= Beginning of Section =
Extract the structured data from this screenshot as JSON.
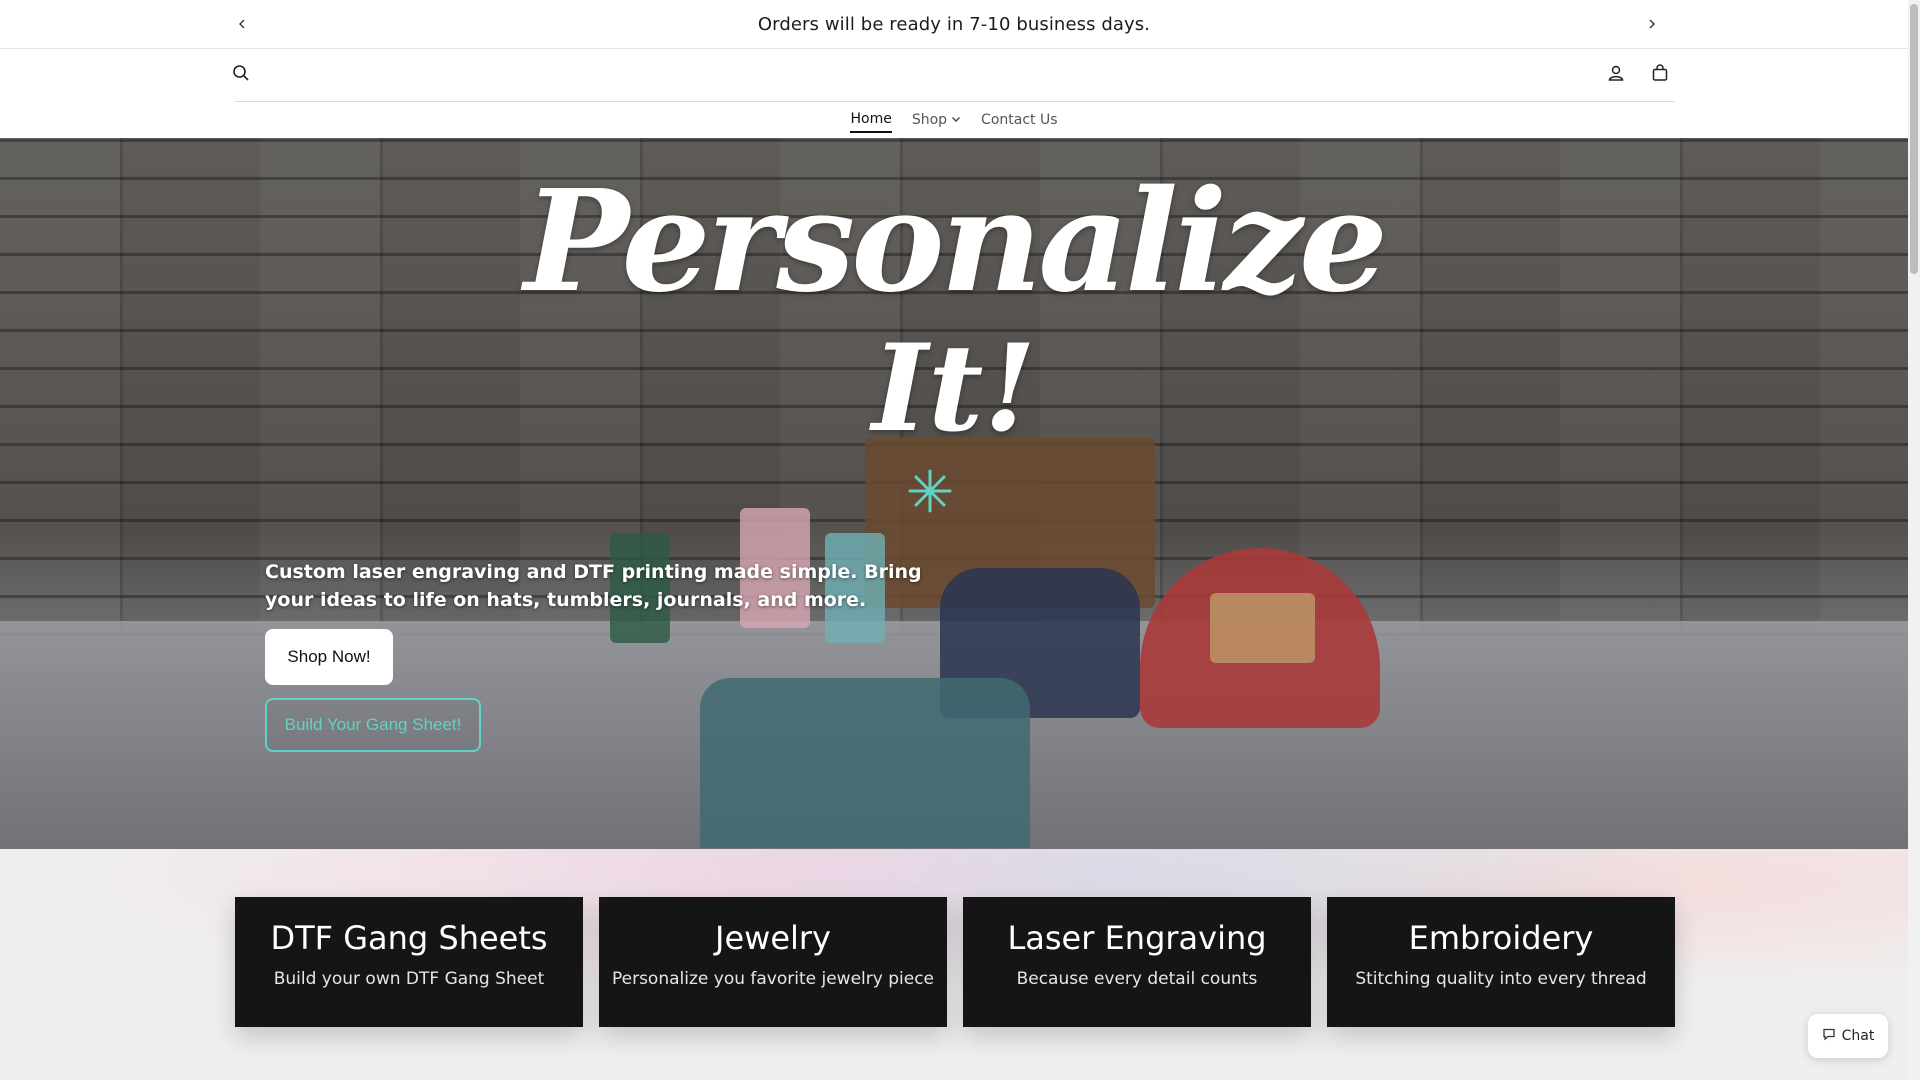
{
  "announcement": {
    "message": "Orders will be ready in 7-10 business days.",
    "prev_icon": "chevron-left-icon",
    "next_icon": "chevron-right-icon"
  },
  "header": {
    "search_icon": "search-icon",
    "account_icon": "user-icon",
    "cart_icon": "shopping-bag-icon"
  },
  "nav": {
    "items": [
      {
        "label": "Home",
        "active": true
      },
      {
        "label": "Shop",
        "has_dropdown": true
      },
      {
        "label": "Contact Us"
      }
    ]
  },
  "hero": {
    "headline": "Personalize",
    "subheadline": "It!",
    "description": "Custom laser engraving and DTF printing made simple. Bring your ideas to life on hats, tumblers, journals, and more.",
    "primary_button": "Shop Now!",
    "secondary_button": "Build Your Gang Sheet!",
    "accent_color": "#5fd3c6"
  },
  "collections": [
    {
      "title": "DTF Gang Sheets",
      "subtitle": "Build your own DTF Gang Sheet"
    },
    {
      "title": "Jewelry",
      "subtitle": "Personalize you favorite jewelry piece"
    },
    {
      "title": "Laser Engraving",
      "subtitle": "Because every detail counts"
    },
    {
      "title": "Embroidery",
      "subtitle": "Stitching quality into every thread"
    }
  ],
  "chat": {
    "label": "Chat",
    "icon": "chat-bubble-icon"
  }
}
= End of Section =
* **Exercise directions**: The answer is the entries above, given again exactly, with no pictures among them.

* **Solution for this task**:
Extract the structured data from this screenshot as JSON.
{
  "announcement": {
    "message": "Orders will be ready in 7-10 business days.",
    "prev_icon": "chevron-left-icon",
    "next_icon": "chevron-right-icon"
  },
  "header": {
    "search_icon": "search-icon",
    "account_icon": "user-icon",
    "cart_icon": "shopping-bag-icon"
  },
  "nav": {
    "items": [
      {
        "label": "Home",
        "active": true
      },
      {
        "label": "Shop",
        "has_dropdown": true
      },
      {
        "label": "Contact Us"
      }
    ]
  },
  "hero": {
    "headline": "Personalize",
    "subheadline": "It!",
    "description": "Custom laser engraving and DTF printing made simple. Bring your ideas to life on hats, tumblers, journals, and more.",
    "primary_button": "Shop Now!",
    "secondary_button": "Build Your Gang Sheet!",
    "accent_color": "#5fd3c6"
  },
  "collections": [
    {
      "title": "DTF Gang Sheets",
      "subtitle": "Build your own DTF Gang Sheet"
    },
    {
      "title": "Jewelry",
      "subtitle": "Personalize you favorite jewelry piece"
    },
    {
      "title": "Laser Engraving",
      "subtitle": "Because every detail counts"
    },
    {
      "title": "Embroidery",
      "subtitle": "Stitching quality into every thread"
    }
  ],
  "chat": {
    "label": "Chat",
    "icon": "chat-bubble-icon"
  }
}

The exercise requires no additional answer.